→ Work instruction
In the records, each line holding "artículos" must be reported.

→ Recorded information
--- START ---

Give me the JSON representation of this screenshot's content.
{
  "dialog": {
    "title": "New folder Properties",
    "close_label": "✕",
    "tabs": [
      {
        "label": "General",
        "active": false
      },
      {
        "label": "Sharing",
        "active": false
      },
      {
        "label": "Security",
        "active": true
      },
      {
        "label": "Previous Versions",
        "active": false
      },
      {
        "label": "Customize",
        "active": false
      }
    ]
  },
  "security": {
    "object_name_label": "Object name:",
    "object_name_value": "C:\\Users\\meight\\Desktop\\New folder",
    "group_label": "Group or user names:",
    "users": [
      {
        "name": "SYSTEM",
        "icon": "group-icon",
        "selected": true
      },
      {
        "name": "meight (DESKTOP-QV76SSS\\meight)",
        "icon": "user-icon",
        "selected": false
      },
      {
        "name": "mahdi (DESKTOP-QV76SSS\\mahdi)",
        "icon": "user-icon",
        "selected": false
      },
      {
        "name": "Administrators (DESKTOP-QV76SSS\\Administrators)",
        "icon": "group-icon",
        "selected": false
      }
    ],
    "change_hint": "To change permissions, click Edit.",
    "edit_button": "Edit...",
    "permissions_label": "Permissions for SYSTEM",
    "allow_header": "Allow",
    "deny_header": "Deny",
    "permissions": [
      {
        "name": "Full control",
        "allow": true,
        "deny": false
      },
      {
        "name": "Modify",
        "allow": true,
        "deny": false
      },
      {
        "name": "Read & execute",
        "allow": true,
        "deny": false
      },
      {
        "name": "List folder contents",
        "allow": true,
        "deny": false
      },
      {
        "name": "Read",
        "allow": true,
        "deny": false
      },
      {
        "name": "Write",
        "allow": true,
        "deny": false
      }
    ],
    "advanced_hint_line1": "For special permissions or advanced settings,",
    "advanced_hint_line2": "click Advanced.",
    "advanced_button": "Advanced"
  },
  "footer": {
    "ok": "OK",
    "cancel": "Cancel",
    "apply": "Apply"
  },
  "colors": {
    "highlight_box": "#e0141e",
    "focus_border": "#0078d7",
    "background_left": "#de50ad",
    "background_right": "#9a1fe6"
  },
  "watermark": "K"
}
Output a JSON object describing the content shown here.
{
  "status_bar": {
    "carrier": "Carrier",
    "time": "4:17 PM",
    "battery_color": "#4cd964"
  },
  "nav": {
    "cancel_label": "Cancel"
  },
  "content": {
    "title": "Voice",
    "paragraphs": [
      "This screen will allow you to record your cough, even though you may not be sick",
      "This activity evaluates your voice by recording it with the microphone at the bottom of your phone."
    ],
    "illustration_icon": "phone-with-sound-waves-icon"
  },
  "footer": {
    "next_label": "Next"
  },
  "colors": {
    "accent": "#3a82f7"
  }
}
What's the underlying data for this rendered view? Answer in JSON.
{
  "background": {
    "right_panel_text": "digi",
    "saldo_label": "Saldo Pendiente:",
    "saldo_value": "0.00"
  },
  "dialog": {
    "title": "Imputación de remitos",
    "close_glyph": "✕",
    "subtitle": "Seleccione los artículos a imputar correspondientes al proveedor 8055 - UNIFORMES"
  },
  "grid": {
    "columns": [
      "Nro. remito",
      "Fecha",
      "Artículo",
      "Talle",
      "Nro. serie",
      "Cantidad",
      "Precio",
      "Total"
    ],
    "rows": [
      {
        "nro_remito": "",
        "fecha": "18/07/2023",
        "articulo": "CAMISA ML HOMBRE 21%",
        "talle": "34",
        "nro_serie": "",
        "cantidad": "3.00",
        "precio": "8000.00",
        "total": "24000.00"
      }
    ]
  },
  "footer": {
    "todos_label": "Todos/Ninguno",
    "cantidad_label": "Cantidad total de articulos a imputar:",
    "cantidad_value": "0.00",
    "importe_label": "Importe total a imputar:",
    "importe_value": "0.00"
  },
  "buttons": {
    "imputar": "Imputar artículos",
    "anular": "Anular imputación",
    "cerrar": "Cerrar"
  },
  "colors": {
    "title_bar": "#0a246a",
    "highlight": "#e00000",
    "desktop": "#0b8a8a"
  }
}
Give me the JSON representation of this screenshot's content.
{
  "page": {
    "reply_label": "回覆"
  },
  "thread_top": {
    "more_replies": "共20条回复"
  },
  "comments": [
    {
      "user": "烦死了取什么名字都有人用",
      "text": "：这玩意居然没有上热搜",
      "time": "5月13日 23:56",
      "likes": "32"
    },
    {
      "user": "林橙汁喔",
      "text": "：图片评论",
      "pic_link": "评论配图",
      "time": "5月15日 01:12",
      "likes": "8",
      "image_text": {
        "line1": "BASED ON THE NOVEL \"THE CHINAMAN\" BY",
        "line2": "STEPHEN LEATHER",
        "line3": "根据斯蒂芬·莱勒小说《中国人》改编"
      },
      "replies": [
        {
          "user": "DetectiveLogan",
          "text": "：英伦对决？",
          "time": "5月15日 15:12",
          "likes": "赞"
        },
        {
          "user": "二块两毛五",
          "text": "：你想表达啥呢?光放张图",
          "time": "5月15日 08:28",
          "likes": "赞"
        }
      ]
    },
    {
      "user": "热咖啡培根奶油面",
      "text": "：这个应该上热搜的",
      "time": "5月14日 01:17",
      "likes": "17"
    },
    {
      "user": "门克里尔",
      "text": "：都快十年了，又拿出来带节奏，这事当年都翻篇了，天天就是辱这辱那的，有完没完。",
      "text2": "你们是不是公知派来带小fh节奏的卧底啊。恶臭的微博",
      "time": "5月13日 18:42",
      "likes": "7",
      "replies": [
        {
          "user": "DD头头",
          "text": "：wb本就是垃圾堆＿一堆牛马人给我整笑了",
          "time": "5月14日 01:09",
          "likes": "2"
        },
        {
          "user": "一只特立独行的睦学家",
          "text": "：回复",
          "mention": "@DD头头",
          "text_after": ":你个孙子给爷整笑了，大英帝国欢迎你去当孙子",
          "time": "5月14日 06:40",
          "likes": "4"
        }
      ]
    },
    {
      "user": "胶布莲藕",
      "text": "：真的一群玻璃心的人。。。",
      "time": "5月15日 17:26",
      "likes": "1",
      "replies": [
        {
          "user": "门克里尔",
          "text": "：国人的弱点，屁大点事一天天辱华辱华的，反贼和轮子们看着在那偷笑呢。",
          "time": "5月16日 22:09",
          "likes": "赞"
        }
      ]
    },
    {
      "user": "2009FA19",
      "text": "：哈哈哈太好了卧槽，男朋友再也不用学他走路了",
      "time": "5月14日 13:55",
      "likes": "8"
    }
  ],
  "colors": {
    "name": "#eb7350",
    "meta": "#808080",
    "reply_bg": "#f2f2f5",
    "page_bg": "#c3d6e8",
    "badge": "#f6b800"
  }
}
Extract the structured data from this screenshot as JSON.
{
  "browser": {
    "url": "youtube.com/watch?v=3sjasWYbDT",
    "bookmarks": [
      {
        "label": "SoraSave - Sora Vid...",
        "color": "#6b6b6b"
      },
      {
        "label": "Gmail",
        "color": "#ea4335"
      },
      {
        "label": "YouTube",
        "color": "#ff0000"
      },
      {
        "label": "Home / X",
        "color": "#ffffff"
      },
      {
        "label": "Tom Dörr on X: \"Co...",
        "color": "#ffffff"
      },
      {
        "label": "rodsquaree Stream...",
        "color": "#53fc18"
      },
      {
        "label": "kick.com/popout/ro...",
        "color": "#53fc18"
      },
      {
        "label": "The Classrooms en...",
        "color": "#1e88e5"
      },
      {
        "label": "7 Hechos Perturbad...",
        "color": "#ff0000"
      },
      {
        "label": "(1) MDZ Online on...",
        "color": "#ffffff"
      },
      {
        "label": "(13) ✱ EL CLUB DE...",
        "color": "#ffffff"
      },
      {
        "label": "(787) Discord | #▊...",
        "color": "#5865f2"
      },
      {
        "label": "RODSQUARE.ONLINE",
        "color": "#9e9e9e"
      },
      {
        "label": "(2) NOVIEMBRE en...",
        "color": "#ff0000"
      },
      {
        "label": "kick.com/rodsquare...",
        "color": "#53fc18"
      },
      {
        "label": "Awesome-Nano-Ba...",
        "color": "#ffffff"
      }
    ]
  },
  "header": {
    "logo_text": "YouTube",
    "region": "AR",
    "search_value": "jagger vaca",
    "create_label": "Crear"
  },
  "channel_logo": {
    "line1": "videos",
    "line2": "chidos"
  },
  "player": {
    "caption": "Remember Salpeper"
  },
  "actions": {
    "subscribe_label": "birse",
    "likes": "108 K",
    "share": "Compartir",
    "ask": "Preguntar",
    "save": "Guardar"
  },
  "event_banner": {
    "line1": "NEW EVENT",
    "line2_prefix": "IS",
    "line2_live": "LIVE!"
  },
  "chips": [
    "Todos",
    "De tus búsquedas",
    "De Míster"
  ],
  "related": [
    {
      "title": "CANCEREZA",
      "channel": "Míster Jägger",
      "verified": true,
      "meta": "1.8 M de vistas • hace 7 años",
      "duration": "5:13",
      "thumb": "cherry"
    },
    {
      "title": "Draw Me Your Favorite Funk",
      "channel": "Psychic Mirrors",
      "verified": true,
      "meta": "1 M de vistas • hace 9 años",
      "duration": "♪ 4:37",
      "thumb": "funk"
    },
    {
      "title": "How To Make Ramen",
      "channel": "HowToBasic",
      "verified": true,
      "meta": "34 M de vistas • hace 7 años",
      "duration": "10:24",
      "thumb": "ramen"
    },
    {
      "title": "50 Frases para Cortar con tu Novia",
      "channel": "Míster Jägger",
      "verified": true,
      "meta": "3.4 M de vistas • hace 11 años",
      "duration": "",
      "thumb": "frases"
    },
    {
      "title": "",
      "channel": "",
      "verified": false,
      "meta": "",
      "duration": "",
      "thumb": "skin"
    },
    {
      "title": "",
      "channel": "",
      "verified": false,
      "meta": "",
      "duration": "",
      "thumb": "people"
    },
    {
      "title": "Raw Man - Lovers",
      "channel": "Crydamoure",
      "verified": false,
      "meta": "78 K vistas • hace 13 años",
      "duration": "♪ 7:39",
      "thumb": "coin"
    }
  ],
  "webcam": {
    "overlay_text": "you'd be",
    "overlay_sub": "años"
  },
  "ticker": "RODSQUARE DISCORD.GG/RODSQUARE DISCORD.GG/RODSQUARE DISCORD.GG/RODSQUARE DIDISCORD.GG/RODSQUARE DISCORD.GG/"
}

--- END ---

→ Answer to this exercise
    "subtitle": "Seleccione los artículos a imputar correspondientes al proveedor 8055 - UNIFORMES"
    "imputar": "Imputar artículos",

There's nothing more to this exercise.